Over on the Analog Photography Users Group there are frequent threads discussing rumors of this or that film being discontinued. Often, these turn out to be unfounded third-hand speculation. But this time, it appears that the evidence is nearly incontrovertible that Fuji is discontinuing every professional color negative film but 400H. This means that there will be no more Fuji color-negative sheet film at all, and only one emulsion in the roll film sizes. Wow.
For those who don’t know of him, Scott Sheppard is the fellow who does the Inside Analog Photo podcast—to which you should be subscribed if you love film photography. Scott knows all the major industry players—he’s interviewed many of them for his podcasts—so when he relates that he’s received this news at face-to-face meetings with Fuji execs, you can believe him.
So no more 160C, 160S, or 800Z in any size. I won’t miss 160C; I’ve tried it but never found it to my liking as much as the 160VC Portra for which it is an approximate counterpart. And I’ve shot but little 800Z, and I could use the Portra 800 if I needed the speed. (Assuming it doesn’t get the axe, as has been rumored from time to time.)
But I will definitely miss 160S. It has a more neutral color rendering than either of the 160 Portra films. It has the bright color punch I associate with Portra VC, but the natural rendering of skin tones characteristic of Portra NC. It looks good in just about any light, to boot. Thus, it really is an “intermediate” choice between the two Portras, and can do the job of either in many situations. I have been slowly simplifying and right-sizing my personal repertoire of emulsions, and I was thinking of making it my only 160 film. I’m tempted to stock up on it before it’s gone, but what would be the point when good alternatives exist? I may as well transition away from it now and learn the Portras more fully, and move on.
In fact, this will likely accelerate my migration to 400 speed films. Those are so good these days that you don’t give up much in favoring them over their slower cousins. It’s tedious to maintain a personal stock of so many different films, knowing them well enough to get the most out of them, and managing their purchase, storage, and use. Since much of my shooting is handheld, 400 films make a lot of sense. It’s not much trouble to slap on a neutral-density filter when I need to shoot wide open in bright light with a fast film and a shutter that tops out at 1/500. I can see the day coming soon when the two 400-speed Portras, and Ektar 100, are the only films in my freezer. If push came to shove, I think I could live without the 160 films. I hate to say it, but it’s true.

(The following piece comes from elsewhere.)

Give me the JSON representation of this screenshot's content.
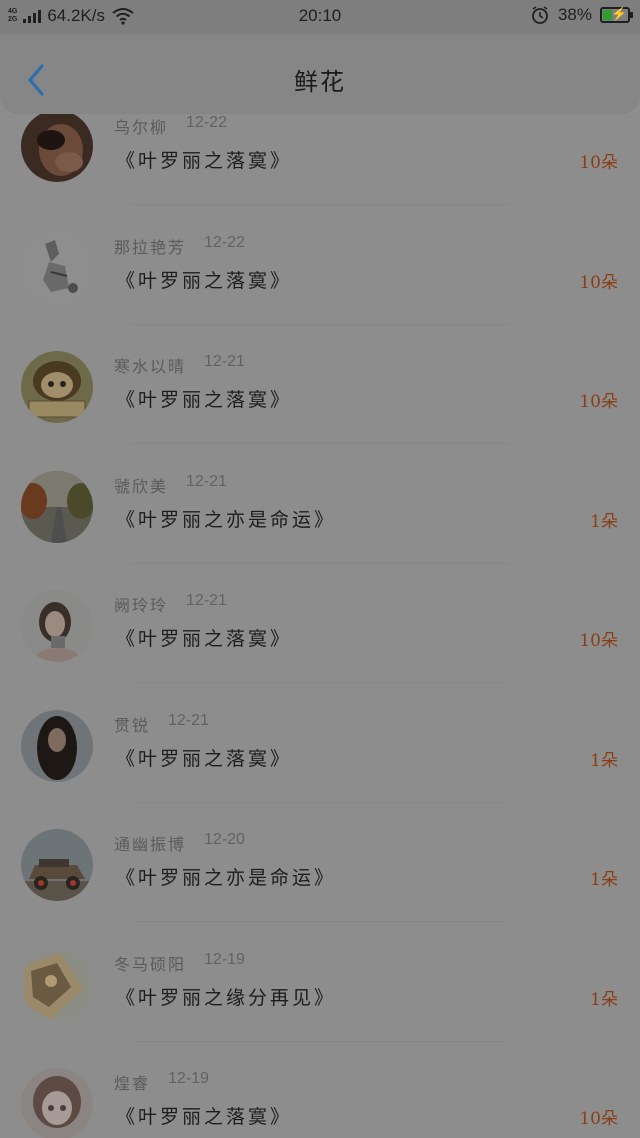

Fuji also, it appears, has deep-sixed T64, a tungsten-balance E-6 film, which may be the last tungsten-balanced emulsion on the planet. And Neopan 400, a B&W emulsion that is dear to many, has also been voted off the island, at least in 120 format. I don’t use either of these, so I’m not personally impacted. But many swear by them, so I expect to hear the online wails as this news gets around.
It’s a sad day when yet more films go by the wayside. (It’s really sad when you’ve just sunk some not-inconsequential cash into a new film-camera system, as you sell off and consolidate your gear-hoard as I’ve been doing.) But there could be an upside, if what remains are a few excellent emulsions that can be made more profitably and sustainably, at least a while longer. With luck, quite a few soon-to-be-former Fujicolor users will migrate to the Kodak offerings, helping to keep them alive.
That’s the silver lining I’m hoping for within this dark cloud.